### Data records

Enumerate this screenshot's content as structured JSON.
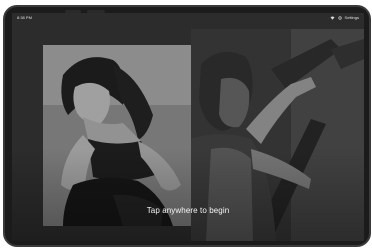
{
  "status_bar": {
    "time": "8:38 PM",
    "settings_label": "Settings"
  },
  "main": {
    "call_to_action": "Tap anywhere to begin"
  },
  "icons": {
    "wifi": "wifi-icon",
    "settings": "gear-icon"
  },
  "colors": {
    "bezel": "#1b1b1b",
    "text": "#f5f5f5"
  }
}
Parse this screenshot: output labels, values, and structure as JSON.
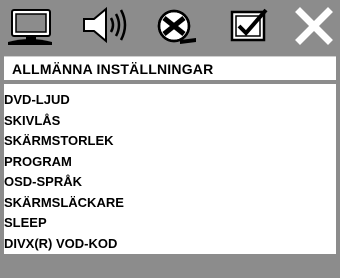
{
  "icons": [
    {
      "name": "general-setup-icon",
      "selected": true
    },
    {
      "name": "audio-setup-icon",
      "selected": false
    },
    {
      "name": "video-setup-icon",
      "selected": false
    },
    {
      "name": "preferences-icon",
      "selected": false
    },
    {
      "name": "exit-icon",
      "selected": false
    }
  ],
  "page": {
    "title": "ALLMÄNNA INSTÄLLNINGAR"
  },
  "menu": {
    "items": [
      {
        "label": "DVD-LJUD"
      },
      {
        "label": "SKIVLÅS"
      },
      {
        "label": "SKÄRMSTORLEK"
      },
      {
        "label": "PROGRAM"
      },
      {
        "label": "OSD-SPRÅK"
      },
      {
        "label": "SKÄRMSLÄCKARE"
      },
      {
        "label": "SLEEP"
      },
      {
        "label": "DIVX(R) VOD-KOD"
      }
    ]
  },
  "colors": {
    "background": "#8c8c8c",
    "panel": "#ffffff",
    "text": "#000000",
    "icon_light": "#ffffff",
    "icon_dark": "#000000"
  }
}
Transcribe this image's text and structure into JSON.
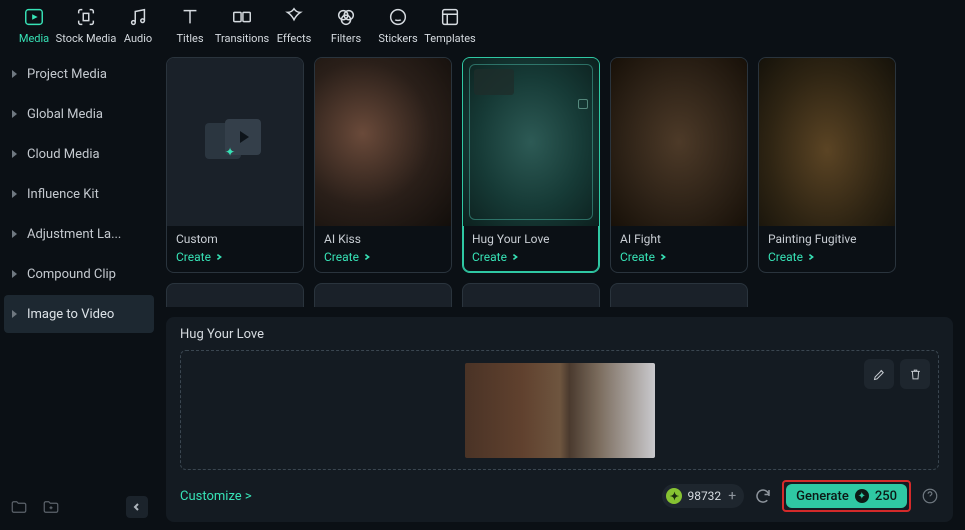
{
  "toolbar": [
    {
      "id": "media",
      "label": "Media",
      "active": true
    },
    {
      "id": "stock-media",
      "label": "Stock Media",
      "active": false
    },
    {
      "id": "audio",
      "label": "Audio",
      "active": false
    },
    {
      "id": "titles",
      "label": "Titles",
      "active": false
    },
    {
      "id": "transitions",
      "label": "Transitions",
      "active": false
    },
    {
      "id": "effects",
      "label": "Effects",
      "active": false
    },
    {
      "id": "filters",
      "label": "Filters",
      "active": false
    },
    {
      "id": "stickers",
      "label": "Stickers",
      "active": false
    },
    {
      "id": "templates",
      "label": "Templates",
      "active": false
    }
  ],
  "sidebar": [
    {
      "id": "project-media",
      "label": "Project Media",
      "active": false
    },
    {
      "id": "global-media",
      "label": "Global Media",
      "active": false
    },
    {
      "id": "cloud-media",
      "label": "Cloud Media",
      "active": false
    },
    {
      "id": "influence-kit",
      "label": "Influence Kit",
      "active": false
    },
    {
      "id": "adjustment-layer",
      "label": "Adjustment La...",
      "active": false
    },
    {
      "id": "compound-clip",
      "label": "Compound Clip",
      "active": false
    },
    {
      "id": "image-to-video",
      "label": "Image to Video",
      "active": true
    }
  ],
  "cards": [
    {
      "id": "custom",
      "title": "Custom",
      "create": "Create",
      "selected": false
    },
    {
      "id": "ai-kiss",
      "title": "AI Kiss",
      "create": "Create",
      "selected": false
    },
    {
      "id": "hug",
      "title": "Hug Your Love",
      "create": "Create",
      "selected": true
    },
    {
      "id": "ai-fight",
      "title": "AI Fight",
      "create": "Create",
      "selected": false
    },
    {
      "id": "painting",
      "title": "Painting Fugitive",
      "create": "Create",
      "selected": false
    }
  ],
  "editor": {
    "title": "Hug Your Love",
    "customize": "Customize >",
    "credits": "98732",
    "generate_label": "Generate",
    "generate_cost": "250"
  }
}
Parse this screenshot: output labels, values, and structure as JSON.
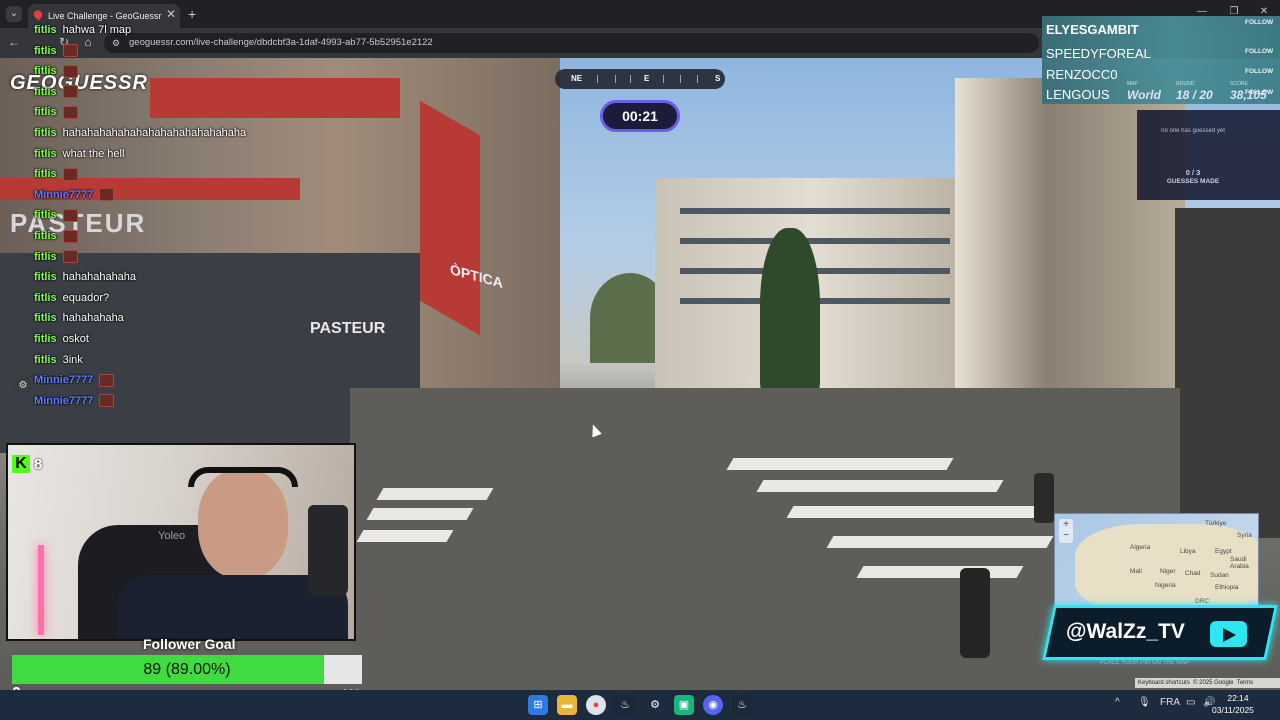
{
  "browser": {
    "tab_title": "Live Challenge - GeoGuessr",
    "tab_close": "✕",
    "new_tab": "+",
    "url": "geoguessr.com/live-challenge/dbdcbf3a-1daf-4993-ab77-5b52951e2122",
    "window_controls": [
      "—",
      "❐",
      "✕"
    ]
  },
  "game": {
    "logo": "GEOGUESSR",
    "compass": {
      "left": "NE",
      "center": "E",
      "right": "S"
    },
    "timer": "00:21",
    "guesses_none": "no one has guessed yet",
    "guesses_count": "0 / 3",
    "guesses_label": "GUESSES MADE",
    "place_pin": "PLACE YOUR PIN ON THE MAP",
    "map_zoom": [
      "+",
      "−"
    ],
    "map_labels": [
      "Türkiye",
      "Syria",
      "Algeria",
      "Libya",
      "Egypt",
      "Saudi Arabia",
      "Mali",
      "Niger",
      "Chad",
      "Sudan",
      "Nigeria",
      "Ethiopia",
      "DRC"
    ],
    "gmaps_bar": [
      "Keyboard shortcuts",
      "© 2025 Google",
      "Terms"
    ]
  },
  "leaderboard": {
    "rows": [
      {
        "name": "ELYESGAMBIT",
        "follow": "FOLLOW"
      },
      {
        "name": "SPEEDYFOREAL",
        "follow": "FOLLOW"
      },
      {
        "name": "RENZOCC0",
        "follow": "FOLLOW"
      },
      {
        "name": "LENGOUS",
        "follow": "FOLLOW"
      }
    ],
    "map_label": "MAP",
    "map_value": "World",
    "round_label": "ROUND",
    "round_value": "18 / 20",
    "score_label": "SCORE",
    "score_value": "38,105"
  },
  "chat": [
    {
      "user": "fitlis",
      "msg": "hahwa 7l map"
    },
    {
      "user": "fitlis",
      "msg": ""
    },
    {
      "user": "fitlis",
      "msg": ""
    },
    {
      "user": "fitlis",
      "msg": ""
    },
    {
      "user": "fitlis",
      "msg": ""
    },
    {
      "user": "fitlis",
      "msg": "hahahahahahahahahahahahahahaha"
    },
    {
      "user": "fitlis",
      "msg": "what the hell"
    },
    {
      "user": "fitlis",
      "msg": ""
    },
    {
      "user": "Minnie7777",
      "msg": ""
    },
    {
      "user": "fitlis",
      "msg": ""
    },
    {
      "user": "fitlis",
      "msg": ""
    },
    {
      "user": "fitlis",
      "msg": ""
    },
    {
      "user": "fitlis",
      "msg": "hahahahahaha"
    },
    {
      "user": "fitlis",
      "msg": "equador?"
    },
    {
      "user": "fitlis",
      "msg": "hahahahaha"
    },
    {
      "user": "fitlis",
      "msg": "oskot"
    },
    {
      "user": "fitlis",
      "msg": "3ink"
    },
    {
      "user": "Minnie7777",
      "msg": ""
    },
    {
      "user": "Minnie7777",
      "msg": ""
    }
  ],
  "scene_signs": {
    "shop1": "PASTEUR",
    "shop2": "PASTEUR",
    "shop3": "ÒPTICA"
  },
  "webcam": {
    "viewer_count": "8",
    "kick_logo": "K",
    "chair_brand": "Yoleo"
  },
  "follower_goal": {
    "title": "Follower Goal",
    "text": "89 (89.00%)",
    "progress": 0.89,
    "min": "0",
    "max": "100"
  },
  "social": {
    "handle": "@WalZz_TV"
  },
  "taskbar": {
    "apps": [
      "windows-start",
      "file-explorer",
      "chrome",
      "steam",
      "settings",
      "terminal",
      "discord",
      "steam-2"
    ],
    "tray_lang": "FRA",
    "time": "22:14",
    "date": "03/11/2025"
  },
  "colors": {
    "accent": "#6c5ce7",
    "kick_green": "#53fc18",
    "cyan": "#2ee6f0",
    "goal_fill": "#3fdc3f"
  }
}
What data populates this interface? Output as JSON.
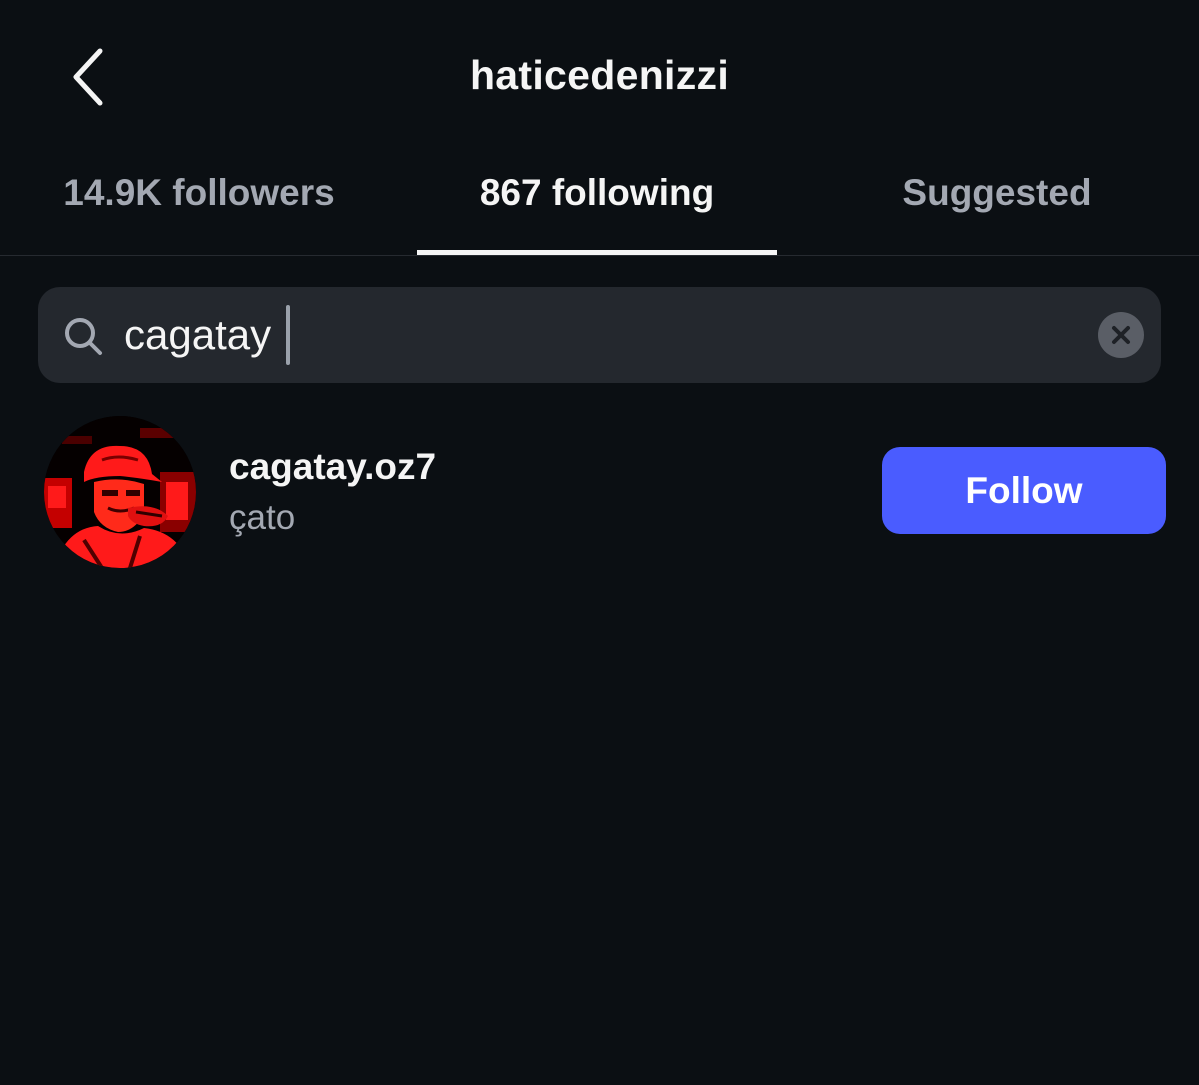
{
  "header": {
    "title": "haticedenizzi",
    "back_icon": "chevron-left-icon"
  },
  "tabs": [
    {
      "label": "14.9K followers",
      "active": false
    },
    {
      "label": "867 following",
      "active": true
    },
    {
      "label": "Suggested",
      "active": false
    }
  ],
  "search": {
    "value": "cagatay",
    "search_icon": "search-icon",
    "clear_icon": "clear-icon"
  },
  "results": [
    {
      "username": "cagatay.oz7",
      "full_name": "çato",
      "button_label": "Follow"
    }
  ],
  "colors": {
    "background": "#0b0f13",
    "search_field": "#24282e",
    "follow_button": "#4a5cff",
    "text_primary": "#f5f5f5",
    "text_secondary": "#a3a8b2",
    "avatar_tint": "#ff1a1a"
  }
}
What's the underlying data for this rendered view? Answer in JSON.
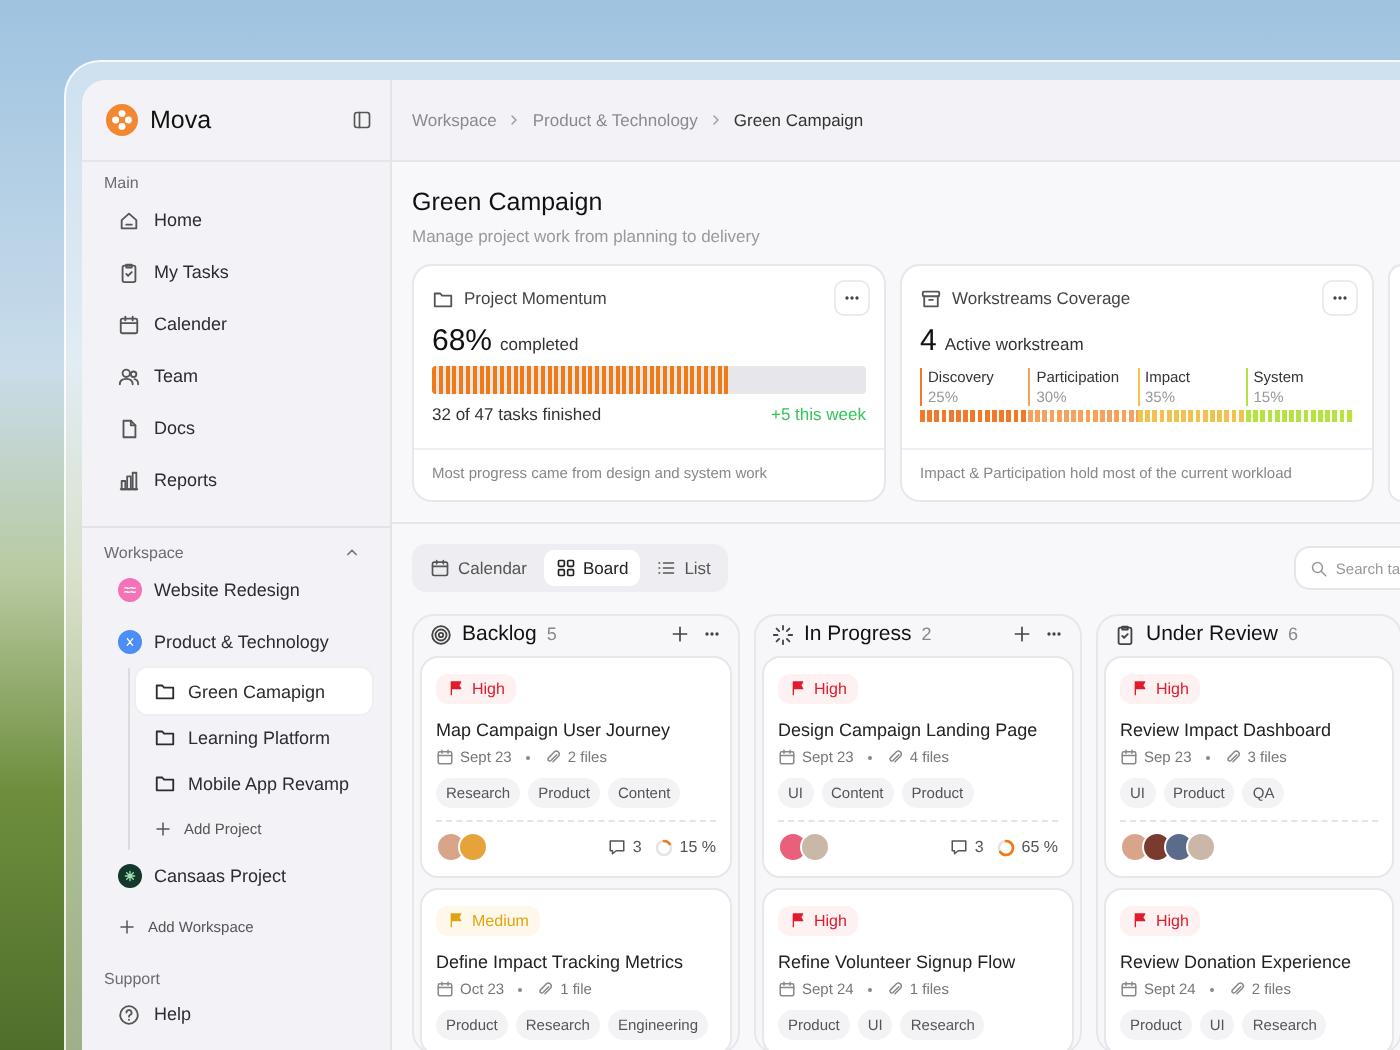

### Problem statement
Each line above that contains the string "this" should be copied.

### The completed task
Enumerate this screenshot's content as structured JSON.
Parse this screenshot: output labels, values, and structure as JSON.
Transcribe this image's text and structure into JSON.
Parse this screenshot: output labels, values, and structure as JSON.
What data populates this interface? Output as JSON.
What's the underlying data for this rendered view? Answer in JSON.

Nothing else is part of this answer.